Website and app data records
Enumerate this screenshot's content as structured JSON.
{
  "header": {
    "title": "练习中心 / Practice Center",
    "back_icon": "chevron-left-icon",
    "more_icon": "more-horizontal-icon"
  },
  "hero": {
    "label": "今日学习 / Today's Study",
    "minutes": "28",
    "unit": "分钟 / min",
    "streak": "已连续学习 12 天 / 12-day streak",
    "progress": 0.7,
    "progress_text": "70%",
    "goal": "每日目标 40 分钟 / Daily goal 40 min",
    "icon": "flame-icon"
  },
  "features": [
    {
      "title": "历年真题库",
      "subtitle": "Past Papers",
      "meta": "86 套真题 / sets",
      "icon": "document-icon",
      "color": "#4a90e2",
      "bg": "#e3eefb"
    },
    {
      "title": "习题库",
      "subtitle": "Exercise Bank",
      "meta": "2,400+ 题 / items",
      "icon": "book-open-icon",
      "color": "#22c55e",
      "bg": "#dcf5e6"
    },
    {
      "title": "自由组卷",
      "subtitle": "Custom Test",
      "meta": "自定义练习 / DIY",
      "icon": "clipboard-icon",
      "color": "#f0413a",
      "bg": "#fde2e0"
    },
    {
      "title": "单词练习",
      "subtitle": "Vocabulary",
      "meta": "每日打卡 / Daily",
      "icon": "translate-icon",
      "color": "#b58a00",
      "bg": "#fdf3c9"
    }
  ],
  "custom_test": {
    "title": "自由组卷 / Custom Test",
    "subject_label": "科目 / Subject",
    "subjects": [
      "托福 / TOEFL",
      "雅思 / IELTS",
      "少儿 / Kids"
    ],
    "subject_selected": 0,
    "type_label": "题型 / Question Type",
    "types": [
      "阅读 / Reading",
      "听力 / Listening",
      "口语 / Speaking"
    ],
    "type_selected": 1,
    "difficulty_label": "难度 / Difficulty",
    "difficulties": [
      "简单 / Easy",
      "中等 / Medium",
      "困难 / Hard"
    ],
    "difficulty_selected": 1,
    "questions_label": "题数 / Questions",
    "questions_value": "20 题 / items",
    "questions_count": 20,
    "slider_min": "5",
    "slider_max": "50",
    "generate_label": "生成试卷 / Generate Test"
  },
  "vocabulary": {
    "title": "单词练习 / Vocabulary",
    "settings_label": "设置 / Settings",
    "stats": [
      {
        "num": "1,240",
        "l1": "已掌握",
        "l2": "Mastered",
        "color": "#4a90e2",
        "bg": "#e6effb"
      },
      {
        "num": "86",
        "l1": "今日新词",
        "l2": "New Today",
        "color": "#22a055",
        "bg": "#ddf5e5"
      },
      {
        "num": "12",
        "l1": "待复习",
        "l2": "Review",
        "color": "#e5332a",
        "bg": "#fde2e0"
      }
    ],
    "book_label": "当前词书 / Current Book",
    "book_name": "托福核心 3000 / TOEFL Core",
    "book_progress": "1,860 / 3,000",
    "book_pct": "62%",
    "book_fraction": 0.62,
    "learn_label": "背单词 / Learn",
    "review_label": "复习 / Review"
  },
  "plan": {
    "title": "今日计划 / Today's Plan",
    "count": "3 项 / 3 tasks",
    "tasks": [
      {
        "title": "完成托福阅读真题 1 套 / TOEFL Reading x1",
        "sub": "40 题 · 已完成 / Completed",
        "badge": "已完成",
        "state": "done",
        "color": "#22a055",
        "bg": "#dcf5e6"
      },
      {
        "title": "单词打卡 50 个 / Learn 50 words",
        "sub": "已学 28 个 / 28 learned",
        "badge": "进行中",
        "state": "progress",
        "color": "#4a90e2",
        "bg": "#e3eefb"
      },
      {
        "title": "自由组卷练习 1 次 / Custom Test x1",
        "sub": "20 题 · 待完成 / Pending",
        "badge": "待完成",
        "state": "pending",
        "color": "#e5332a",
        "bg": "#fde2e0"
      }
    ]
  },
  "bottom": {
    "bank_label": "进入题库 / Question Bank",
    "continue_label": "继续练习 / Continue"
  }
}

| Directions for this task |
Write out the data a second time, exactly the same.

| Expected output |
Enumerate this screenshot's content as structured JSON.
{
  "header": {
    "title": "练习中心 / Practice Center",
    "back_icon": "chevron-left-icon",
    "more_icon": "more-horizontal-icon"
  },
  "hero": {
    "label": "今日学习 / Today's Study",
    "minutes": "28",
    "unit": "分钟 / min",
    "streak": "已连续学习 12 天 / 12-day streak",
    "progress": 0.7,
    "progress_text": "70%",
    "goal": "每日目标 40 分钟 / Daily goal 40 min",
    "icon": "flame-icon"
  },
  "features": [
    {
      "title": "历年真题库",
      "subtitle": "Past Papers",
      "meta": "86 套真题 / sets",
      "icon": "document-icon",
      "color": "#4a90e2",
      "bg": "#e3eefb"
    },
    {
      "title": "习题库",
      "subtitle": "Exercise Bank",
      "meta": "2,400+ 题 / items",
      "icon": "book-open-icon",
      "color": "#22c55e",
      "bg": "#dcf5e6"
    },
    {
      "title": "自由组卷",
      "subtitle": "Custom Test",
      "meta": "自定义练习 / DIY",
      "icon": "clipboard-icon",
      "color": "#f0413a",
      "bg": "#fde2e0"
    },
    {
      "title": "单词练习",
      "subtitle": "Vocabulary",
      "meta": "每日打卡 / Daily",
      "icon": "translate-icon",
      "color": "#b58a00",
      "bg": "#fdf3c9"
    }
  ],
  "custom_test": {
    "title": "自由组卷 / Custom Test",
    "subject_label": "科目 / Subject",
    "subjects": [
      "托福 / TOEFL",
      "雅思 / IELTS",
      "少儿 / Kids"
    ],
    "subject_selected": 0,
    "type_label": "题型 / Question Type",
    "types": [
      "阅读 / Reading",
      "听力 / Listening",
      "口语 / Speaking"
    ],
    "type_selected": 1,
    "difficulty_label": "难度 / Difficulty",
    "difficulties": [
      "简单 / Easy",
      "中等 / Medium",
      "困难 / Hard"
    ],
    "difficulty_selected": 1,
    "questions_label": "题数 / Questions",
    "questions_value": "20 题 / items",
    "questions_count": 20,
    "slider_min": "5",
    "slider_max": "50",
    "generate_label": "生成试卷 / Generate Test"
  },
  "vocabulary": {
    "title": "单词练习 / Vocabulary",
    "settings_label": "设置 / Settings",
    "stats": [
      {
        "num": "1,240",
        "l1": "已掌握",
        "l2": "Mastered",
        "color": "#4a90e2",
        "bg": "#e6effb"
      },
      {
        "num": "86",
        "l1": "今日新词",
        "l2": "New Today",
        "color": "#22a055",
        "bg": "#ddf5e5"
      },
      {
        "num": "12",
        "l1": "待复习",
        "l2": "Review",
        "color": "#e5332a",
        "bg": "#fde2e0"
      }
    ],
    "book_label": "当前词书 / Current Book",
    "book_name": "托福核心 3000 / TOEFL Core",
    "book_progress": "1,860 / 3,000",
    "book_pct": "62%",
    "book_fraction": 0.62,
    "learn_label": "背单词 / Learn",
    "review_label": "复习 / Review"
  },
  "plan": {
    "title": "今日计划 / Today's Plan",
    "count": "3 项 / 3 tasks",
    "tasks": [
      {
        "title": "完成托福阅读真题 1 套 / TOEFL Reading x1",
        "sub": "40 题 · 已完成 / Completed",
        "badge": "已完成",
        "state": "done",
        "color": "#22a055",
        "bg": "#dcf5e6"
      },
      {
        "title": "单词打卡 50 个 / Learn 50 words",
        "sub": "已学 28 个 / 28 learned",
        "badge": "进行中",
        "state": "progress",
        "color": "#4a90e2",
        "bg": "#e3eefb"
      },
      {
        "title": "自由组卷练习 1 次 / Custom Test x1",
        "sub": "20 题 · 待完成 / Pending",
        "badge": "待完成",
        "state": "pending",
        "color": "#e5332a",
        "bg": "#fde2e0"
      }
    ]
  },
  "bottom": {
    "bank_label": "进入题库 / Question Bank",
    "continue_label": "继续练习 / Continue"
  }
}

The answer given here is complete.